It’s not really the atmosphere that gets me. After a certain airline named after a warm and dry region of our country lost my bag and never found it despite the fact that “99.9% of bags are eventually found” according to unpleasant customer resources man, I became paranoid about checking bags. Digging through bank statements and memories of past shopping trips trying to piece together when I bought this pair of black pants, size 4, made of cotton and something I probably can’t pronounce and which brand they were and at which store they were purchased, is not something I want to repeat. So whenever possible, I carry on. This requires the aforementioned shoving of liquids into an unforgiving plastic bag. And the squishing of clothes, the sitting on suitcases and the mad dash past the ticket taker at the plane gate so they don’t question whether my personal item will indeed fit under the seat (for the record, yes it does). Nor do I appreciate the stripping at the security station, the removal of shoes (especially as I often forget socks) or the fluorescent bathroom lighting that always makes you look haggard, washed-out, malnourished and pretty much every other unpleasant adjective to describe one’s looks.

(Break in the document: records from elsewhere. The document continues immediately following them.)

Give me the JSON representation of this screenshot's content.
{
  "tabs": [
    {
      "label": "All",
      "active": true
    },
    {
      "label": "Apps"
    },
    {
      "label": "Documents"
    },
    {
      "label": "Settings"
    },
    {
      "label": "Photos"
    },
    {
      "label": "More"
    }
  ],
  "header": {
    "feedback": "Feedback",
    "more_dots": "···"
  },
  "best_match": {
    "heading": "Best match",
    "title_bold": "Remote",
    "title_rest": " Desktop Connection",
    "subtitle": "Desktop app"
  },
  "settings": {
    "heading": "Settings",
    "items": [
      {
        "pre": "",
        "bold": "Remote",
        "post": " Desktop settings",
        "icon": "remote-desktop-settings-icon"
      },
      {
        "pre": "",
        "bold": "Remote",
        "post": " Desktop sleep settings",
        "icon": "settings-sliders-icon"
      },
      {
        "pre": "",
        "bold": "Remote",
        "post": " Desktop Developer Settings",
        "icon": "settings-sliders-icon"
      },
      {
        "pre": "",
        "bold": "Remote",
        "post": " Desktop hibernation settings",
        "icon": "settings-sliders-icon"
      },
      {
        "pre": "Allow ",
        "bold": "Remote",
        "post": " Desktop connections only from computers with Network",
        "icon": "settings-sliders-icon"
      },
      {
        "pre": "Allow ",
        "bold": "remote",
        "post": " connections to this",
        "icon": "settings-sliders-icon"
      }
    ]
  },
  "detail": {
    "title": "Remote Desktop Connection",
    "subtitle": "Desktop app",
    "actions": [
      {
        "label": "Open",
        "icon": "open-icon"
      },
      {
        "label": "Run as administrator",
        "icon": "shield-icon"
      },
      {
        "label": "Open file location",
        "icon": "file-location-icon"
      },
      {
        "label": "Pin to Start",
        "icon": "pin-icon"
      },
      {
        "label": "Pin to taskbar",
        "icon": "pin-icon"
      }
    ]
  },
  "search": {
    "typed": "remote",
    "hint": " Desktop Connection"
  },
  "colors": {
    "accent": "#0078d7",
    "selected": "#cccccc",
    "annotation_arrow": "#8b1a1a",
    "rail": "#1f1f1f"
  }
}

So why do I love airports? It’s simple. Airports mean freedom. Airports mean possibilities. Airports mean that pretty soon, you get to leave where you are and try somewhere else for a bit. They mean that even though it’s entirely unnecessary to buy 5 magazines for a 2-hour flight (especially since you could have brought your own book or if you’re technically inclined/paper adverse, a Kindle), it’s ok. Sundry purchases at the airport don’t count. Time spent at the airport goes into a special zone of “not real life”. So you can have a cocktail at 11 am because your flight is delayed or you got there early in a fit of missing-the-plane paranoia, and because hey, the bar’s right there. What else are you going to do? If you’re at an international airport, you can wander into duty free and wander out with a “duty free special!” makeup kit that is also entirely unnecessary but likely helpful in combating fluorescent life death syndrome. There is a plethora of useless and overpriced items that you can load up on to accompany you on your adventure. Which brings to my next point—adventure. Airports connect you to an insane amount of random and interesting places that you likely haven’t been yet.  Airports mean that even though you’re going to Omaha, there’s the slight possibility that you could run to the gate boarding for Iceland and get a last-minute ticket. I’m not actually sure if this works but it seems plausible and sounds exciting so I’m sticking with it. And even if you don’t get on that flight, you’re left with a whole list of places that you can visit next. Another thing that’s great is the people watching. Except for the extremely rich with their private jets and the old-school types who prefer traveling by train or ship, most travelers end up at the airport at one time or another. You see ugly people, pretty people, freakish people, people you hope you get to sit next to and people you bargain with your deity of choice not to sit next to.  The gate area is the best place for eavesdropping too. No one seems to care that they’re packed in and within earshot of possibly 50+ strangers at any given time; they’ll go on about their boyfriends, their girlfriends, that stupid bitch who calls herself their friend…it’s great. It’s like a daytime talk show sans the “I can’t believe I’m watching this crap” guilt. I guess you could also get that at a bus station but when was the last time a Greyhound attendant delivered cute little bottles of wine to your seat? Think about that the next time you moan about getting on a plane.